Autoimmune thyroid disease, or Graves' disease, is the cause of hyperthyroidism in around three quarters of cases. This is where the immune system attacks the thyroid gland, and then the thyroid produces too much hormone.

Nodules on the thyroid can also cause hyperthyroidism, as can certain medications.

Hypothyroidism

Conversely, if the thyroid doesn’t produce enough T3 and T4, this is known as hypothyroidism, or underactive thyroid. Not producing enough of these hormones can cause organ function to slow down. This might mean that the digestive system doesn’t metabolise food as quickly, or that heart rate is lower.

Symptoms include:

  • tiredness
  • feeling cold
  • weight gain
  • poor concentration
  • dry skin
  • or aching muscles.

Again, it’s important to talk to a doctor if you notice any of the above. A blood test can determine how well the thyroid is functioning. If it isn’t working in the way it should, more tests may be recommended to see why.

Like hyperthyroidism, many cases are autoimmune; where the bodies defences mistakenly attack the gland. But unlike in hyperthyroidism, this inhibits production of T3 and T4 (rather than accelerates it).

One autoimmune disorder which can lead to underactive thyroid is Hashimoto’s disease.

In other cases, hypothyroidism may come about as a result of treatment for an overactive thyroid, or thyroid cancer.

Thyroiditis

This is characterised by inflammation of the thyroid.

There are several types of thyroiditis, including:

  • Viral or subacute thyroiditis. This is caused by a viral infection of the gland and is associated with flu-like symptoms.
  • Postpartum thyroiditis. This is thyroiditis which occurs in the first 6 months after pregnancy.
  • Autoimmune thyroiditis. Where the body attacks the thyroid cells as if they were foreign.

Other conditions

  • Thyroid eye disease. This can happen as a result of autoimmune hyperthyroidism, where the eye tissue and muscle becomes inflamed.
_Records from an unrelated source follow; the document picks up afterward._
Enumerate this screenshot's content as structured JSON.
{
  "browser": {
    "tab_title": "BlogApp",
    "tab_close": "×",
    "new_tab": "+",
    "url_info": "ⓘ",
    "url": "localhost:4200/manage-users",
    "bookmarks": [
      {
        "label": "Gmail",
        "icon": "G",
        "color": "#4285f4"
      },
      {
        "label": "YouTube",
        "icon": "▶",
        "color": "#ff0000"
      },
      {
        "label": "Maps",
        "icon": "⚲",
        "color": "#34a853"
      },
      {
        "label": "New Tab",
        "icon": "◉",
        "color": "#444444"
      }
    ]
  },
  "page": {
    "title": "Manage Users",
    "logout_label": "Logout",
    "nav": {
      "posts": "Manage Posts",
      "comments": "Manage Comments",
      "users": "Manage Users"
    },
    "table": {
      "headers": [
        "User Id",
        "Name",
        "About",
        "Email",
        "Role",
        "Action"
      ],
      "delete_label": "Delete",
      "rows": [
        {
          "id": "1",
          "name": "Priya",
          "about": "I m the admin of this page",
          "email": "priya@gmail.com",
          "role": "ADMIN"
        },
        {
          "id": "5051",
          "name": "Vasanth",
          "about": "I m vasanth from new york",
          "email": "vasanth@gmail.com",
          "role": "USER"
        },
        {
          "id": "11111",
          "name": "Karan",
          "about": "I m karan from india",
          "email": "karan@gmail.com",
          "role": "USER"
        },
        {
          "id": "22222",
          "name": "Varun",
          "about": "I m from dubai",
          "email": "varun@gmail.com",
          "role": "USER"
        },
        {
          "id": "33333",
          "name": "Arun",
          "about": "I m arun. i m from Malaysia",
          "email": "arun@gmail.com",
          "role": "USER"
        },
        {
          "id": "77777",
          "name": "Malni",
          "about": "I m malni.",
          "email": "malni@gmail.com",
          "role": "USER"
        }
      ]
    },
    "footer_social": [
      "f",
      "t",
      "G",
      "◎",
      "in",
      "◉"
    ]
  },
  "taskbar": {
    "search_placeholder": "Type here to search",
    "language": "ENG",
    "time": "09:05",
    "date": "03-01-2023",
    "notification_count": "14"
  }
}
This leads to pressure pushing the eyes forward to the front of the sockets.
  • Thyroid cancer. A rare condition where cancerous cells develop in the thyroid. Symptoms include hoarseness and a sore throat that doesn’t improve over a period of weeks, and problems swallowing. If a goitre (neck swelling) develops very rapidly, this can in rare cases be a sign of thyroid cancer; however in most cases swellings in the thyroid are benign.
  • Nodules or swellings. Nodules are lumps on the thyroid gland. These can sometimes cause a goitre.

How are thyroid conditions diagnosed?

Thyroid conditions can be diagnosed by taking a blood sample to check T3 and T4 levels.

A doctor may also examine the neck to check for swelling, and imaging tests (such as a CT scan, MRI or ultrasound) can be used to check for thyroid enlargement.

A radioactive iodine test can be used to show the uptake of radioactive iodine by normal thyroid tissue. The areas where this occurs are called hot nodules.

Fine needle aspiration can also be used to extract some sample cells from the thyroid for analysis.

In terms of treatment, there are various medications that can be prescribed to adjust hormone levels.

What does treatment involve?

It depends on the condition affecting the thyroid, and how severely affected thyroid levels are. In some cases, treatment may not be necessary.

Where treatment is recommended, in hyperthyroidism this might be:

  • a group of antithyroid medications called thianomides are usually prescribed. These include carbimazole and methimazole, which stop the thyroid from producing excess amounts of T4 and T3 hormones.
  • radioiodine treatment is another treatment for overactive thyroid. The iodine in the pill gradually shrinks the thyroid which reduces its activity.
  • In some cases, where the above do not have the desired effect, part or all of the thyroid may be removed via surgery. This is called a thyroidectomy.

In hypothyroidism this might be:

  • hormone replacement therapy. Levothyroxine may be prescribed to raise thyroxine levels. In many cases, this may be taken long term.

In thyroid cancer, the most common treatments are:

  • surgery
  • radioactive iodine treatment (which kills cancerous cells)
  • radiotherapy
  • or chemotherapy

The treatments issued for thyroiditis can vary, depending on the cause. In viral cases, for instance, hormone levels may return to normal after a few weeks. But if hormone levels continue to be low, replacement therapy may be advised.